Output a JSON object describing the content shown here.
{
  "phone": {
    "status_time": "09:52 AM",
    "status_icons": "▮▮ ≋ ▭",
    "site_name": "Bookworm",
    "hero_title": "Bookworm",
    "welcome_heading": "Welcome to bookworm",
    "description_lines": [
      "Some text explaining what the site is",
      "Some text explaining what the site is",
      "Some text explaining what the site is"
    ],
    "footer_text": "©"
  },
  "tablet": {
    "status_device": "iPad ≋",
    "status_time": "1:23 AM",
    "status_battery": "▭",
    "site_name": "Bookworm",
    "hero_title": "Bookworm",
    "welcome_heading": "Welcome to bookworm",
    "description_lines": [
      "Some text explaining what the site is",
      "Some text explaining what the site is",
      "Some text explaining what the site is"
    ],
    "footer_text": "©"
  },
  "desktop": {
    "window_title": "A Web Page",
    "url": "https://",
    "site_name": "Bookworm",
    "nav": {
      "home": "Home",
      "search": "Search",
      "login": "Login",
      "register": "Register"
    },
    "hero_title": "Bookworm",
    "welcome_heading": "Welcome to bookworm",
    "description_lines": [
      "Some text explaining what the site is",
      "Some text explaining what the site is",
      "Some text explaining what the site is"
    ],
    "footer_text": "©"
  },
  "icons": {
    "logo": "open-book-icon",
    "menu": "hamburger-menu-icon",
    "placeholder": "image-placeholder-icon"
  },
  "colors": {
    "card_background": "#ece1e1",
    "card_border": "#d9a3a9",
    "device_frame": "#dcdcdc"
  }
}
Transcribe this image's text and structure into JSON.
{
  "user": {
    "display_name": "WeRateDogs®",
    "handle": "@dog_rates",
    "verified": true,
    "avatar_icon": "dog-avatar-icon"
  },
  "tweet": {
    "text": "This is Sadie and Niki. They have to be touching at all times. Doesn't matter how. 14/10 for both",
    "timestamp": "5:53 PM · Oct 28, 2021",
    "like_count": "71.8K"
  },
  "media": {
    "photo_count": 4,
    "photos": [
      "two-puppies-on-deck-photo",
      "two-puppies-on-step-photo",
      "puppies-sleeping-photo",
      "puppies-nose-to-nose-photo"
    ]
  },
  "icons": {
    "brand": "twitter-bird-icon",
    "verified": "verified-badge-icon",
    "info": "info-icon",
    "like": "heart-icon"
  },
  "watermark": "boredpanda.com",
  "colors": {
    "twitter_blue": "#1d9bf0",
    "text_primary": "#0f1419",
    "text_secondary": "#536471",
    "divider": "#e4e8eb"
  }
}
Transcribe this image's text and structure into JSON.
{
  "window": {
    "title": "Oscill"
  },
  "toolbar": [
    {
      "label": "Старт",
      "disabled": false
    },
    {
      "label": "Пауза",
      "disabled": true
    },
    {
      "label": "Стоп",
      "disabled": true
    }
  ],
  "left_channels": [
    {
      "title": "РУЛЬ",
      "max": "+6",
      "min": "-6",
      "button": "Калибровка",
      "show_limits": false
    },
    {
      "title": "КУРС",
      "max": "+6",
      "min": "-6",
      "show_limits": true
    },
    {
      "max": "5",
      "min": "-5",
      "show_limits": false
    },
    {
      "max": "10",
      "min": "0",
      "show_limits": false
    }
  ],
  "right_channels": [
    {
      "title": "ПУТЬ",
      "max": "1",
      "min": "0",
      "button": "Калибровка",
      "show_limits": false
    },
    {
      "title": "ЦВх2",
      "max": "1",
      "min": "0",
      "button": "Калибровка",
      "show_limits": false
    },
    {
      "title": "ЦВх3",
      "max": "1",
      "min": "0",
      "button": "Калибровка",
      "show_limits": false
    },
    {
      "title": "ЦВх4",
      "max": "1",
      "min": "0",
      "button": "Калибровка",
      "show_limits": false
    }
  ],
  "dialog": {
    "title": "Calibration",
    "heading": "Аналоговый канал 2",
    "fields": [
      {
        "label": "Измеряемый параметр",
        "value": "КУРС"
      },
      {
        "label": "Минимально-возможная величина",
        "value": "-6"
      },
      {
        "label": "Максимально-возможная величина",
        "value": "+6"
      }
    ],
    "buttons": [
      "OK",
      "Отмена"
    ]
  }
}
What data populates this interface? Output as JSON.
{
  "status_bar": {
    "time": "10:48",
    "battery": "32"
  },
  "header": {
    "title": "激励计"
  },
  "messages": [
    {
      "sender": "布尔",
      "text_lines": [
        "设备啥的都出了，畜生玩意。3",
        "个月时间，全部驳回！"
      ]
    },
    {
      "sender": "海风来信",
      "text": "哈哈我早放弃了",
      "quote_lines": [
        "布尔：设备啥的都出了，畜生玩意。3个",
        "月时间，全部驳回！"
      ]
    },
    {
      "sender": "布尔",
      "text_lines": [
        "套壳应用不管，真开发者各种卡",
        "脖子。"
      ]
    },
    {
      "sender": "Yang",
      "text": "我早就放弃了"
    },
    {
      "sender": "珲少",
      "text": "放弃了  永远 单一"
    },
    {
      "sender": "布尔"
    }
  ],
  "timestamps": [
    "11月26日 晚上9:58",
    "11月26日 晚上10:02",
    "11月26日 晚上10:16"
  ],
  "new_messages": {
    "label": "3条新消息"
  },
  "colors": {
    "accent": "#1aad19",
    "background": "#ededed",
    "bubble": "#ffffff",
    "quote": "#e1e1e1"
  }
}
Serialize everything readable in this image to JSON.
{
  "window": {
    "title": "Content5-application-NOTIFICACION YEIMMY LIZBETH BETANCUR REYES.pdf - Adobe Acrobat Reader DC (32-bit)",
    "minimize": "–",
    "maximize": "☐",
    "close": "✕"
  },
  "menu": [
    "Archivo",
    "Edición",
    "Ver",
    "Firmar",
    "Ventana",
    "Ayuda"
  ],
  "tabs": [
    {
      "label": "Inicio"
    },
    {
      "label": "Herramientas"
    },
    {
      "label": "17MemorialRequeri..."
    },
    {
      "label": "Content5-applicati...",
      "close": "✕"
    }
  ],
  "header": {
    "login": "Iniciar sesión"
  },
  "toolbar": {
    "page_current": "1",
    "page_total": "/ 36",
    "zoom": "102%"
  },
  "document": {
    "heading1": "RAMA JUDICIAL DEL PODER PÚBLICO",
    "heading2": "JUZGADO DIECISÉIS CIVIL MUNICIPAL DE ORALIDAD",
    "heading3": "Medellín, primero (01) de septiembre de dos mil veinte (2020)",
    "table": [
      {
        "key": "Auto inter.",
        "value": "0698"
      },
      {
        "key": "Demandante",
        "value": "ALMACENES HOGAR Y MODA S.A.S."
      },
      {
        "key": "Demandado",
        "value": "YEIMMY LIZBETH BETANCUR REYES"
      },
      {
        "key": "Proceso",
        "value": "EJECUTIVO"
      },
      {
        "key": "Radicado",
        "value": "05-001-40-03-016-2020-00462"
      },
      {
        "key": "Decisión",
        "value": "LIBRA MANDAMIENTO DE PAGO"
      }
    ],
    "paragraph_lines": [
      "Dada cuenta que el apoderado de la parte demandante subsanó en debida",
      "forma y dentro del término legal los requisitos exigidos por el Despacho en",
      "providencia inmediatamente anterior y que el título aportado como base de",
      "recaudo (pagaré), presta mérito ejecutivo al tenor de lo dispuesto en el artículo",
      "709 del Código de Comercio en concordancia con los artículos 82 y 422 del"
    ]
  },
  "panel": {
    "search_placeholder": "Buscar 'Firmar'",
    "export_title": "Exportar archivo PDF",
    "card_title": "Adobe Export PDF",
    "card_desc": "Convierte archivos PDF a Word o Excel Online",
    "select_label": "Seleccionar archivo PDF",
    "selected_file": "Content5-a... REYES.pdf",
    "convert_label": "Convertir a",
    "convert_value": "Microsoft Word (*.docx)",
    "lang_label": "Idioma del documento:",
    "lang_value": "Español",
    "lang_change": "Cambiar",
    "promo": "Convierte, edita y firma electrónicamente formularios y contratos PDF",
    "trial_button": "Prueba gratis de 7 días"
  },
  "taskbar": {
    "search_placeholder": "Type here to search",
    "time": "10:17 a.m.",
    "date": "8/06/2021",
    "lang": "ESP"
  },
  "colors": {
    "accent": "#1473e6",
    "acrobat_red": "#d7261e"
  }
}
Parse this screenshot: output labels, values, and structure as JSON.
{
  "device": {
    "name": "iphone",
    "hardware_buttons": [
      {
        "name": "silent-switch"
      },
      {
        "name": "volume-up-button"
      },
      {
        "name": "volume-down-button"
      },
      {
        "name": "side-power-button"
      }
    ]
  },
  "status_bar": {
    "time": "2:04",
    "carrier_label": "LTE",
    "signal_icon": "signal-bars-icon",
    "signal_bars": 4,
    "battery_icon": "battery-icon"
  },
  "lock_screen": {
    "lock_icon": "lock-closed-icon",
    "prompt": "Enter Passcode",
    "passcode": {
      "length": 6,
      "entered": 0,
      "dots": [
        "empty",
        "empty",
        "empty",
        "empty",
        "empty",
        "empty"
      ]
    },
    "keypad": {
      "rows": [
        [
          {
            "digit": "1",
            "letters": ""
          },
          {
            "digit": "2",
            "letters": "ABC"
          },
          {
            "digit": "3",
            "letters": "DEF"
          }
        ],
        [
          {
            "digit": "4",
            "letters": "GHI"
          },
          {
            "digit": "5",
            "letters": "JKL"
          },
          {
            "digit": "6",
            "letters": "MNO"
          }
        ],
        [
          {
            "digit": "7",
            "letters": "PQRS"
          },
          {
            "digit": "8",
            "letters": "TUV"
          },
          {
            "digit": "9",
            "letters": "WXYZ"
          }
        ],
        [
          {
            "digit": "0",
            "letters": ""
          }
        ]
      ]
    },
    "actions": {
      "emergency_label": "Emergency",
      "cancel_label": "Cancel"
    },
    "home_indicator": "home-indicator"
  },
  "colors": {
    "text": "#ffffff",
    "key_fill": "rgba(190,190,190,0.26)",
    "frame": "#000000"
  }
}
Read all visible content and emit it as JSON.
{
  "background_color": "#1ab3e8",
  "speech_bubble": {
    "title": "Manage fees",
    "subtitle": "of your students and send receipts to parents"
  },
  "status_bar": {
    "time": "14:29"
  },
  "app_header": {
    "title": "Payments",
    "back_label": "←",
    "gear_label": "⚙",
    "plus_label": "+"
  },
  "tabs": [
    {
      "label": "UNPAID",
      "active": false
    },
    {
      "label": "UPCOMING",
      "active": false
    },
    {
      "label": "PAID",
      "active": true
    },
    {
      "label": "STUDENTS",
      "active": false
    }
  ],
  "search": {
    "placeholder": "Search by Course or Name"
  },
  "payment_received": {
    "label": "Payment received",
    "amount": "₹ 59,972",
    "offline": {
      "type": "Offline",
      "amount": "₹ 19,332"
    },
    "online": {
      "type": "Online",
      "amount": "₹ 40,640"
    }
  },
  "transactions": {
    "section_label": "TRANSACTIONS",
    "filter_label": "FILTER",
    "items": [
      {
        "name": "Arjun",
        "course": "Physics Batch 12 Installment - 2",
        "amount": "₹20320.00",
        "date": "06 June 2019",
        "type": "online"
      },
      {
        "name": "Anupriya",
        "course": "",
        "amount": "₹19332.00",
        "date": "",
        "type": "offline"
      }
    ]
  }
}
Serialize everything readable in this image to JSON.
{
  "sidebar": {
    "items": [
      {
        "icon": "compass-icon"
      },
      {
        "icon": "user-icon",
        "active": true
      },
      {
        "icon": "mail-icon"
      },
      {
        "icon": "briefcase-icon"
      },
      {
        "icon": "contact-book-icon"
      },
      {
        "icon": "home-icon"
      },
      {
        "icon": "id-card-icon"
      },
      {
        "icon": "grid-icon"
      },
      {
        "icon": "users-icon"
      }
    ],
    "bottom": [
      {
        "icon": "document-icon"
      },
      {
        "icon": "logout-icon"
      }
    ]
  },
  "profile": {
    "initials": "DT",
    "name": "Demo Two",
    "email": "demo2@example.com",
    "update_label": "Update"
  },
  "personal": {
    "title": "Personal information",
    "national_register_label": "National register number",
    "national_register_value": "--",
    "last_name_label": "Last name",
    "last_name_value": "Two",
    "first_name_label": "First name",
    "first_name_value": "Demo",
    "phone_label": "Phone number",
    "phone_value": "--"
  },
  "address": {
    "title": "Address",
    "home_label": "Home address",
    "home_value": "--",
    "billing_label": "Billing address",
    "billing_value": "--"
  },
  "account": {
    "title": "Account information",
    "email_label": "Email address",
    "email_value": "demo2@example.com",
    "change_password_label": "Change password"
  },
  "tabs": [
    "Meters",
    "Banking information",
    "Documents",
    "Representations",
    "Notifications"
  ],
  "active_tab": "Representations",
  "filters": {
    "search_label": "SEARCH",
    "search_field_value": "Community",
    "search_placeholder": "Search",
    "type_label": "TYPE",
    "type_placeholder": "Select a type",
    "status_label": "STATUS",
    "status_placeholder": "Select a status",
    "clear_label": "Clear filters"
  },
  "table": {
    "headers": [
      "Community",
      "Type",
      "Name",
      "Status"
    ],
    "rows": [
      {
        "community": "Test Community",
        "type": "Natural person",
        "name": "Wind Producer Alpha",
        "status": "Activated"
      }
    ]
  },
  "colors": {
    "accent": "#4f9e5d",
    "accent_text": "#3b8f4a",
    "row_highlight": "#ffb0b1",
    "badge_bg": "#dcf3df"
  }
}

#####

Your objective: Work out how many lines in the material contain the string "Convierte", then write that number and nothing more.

Solution for this task: 2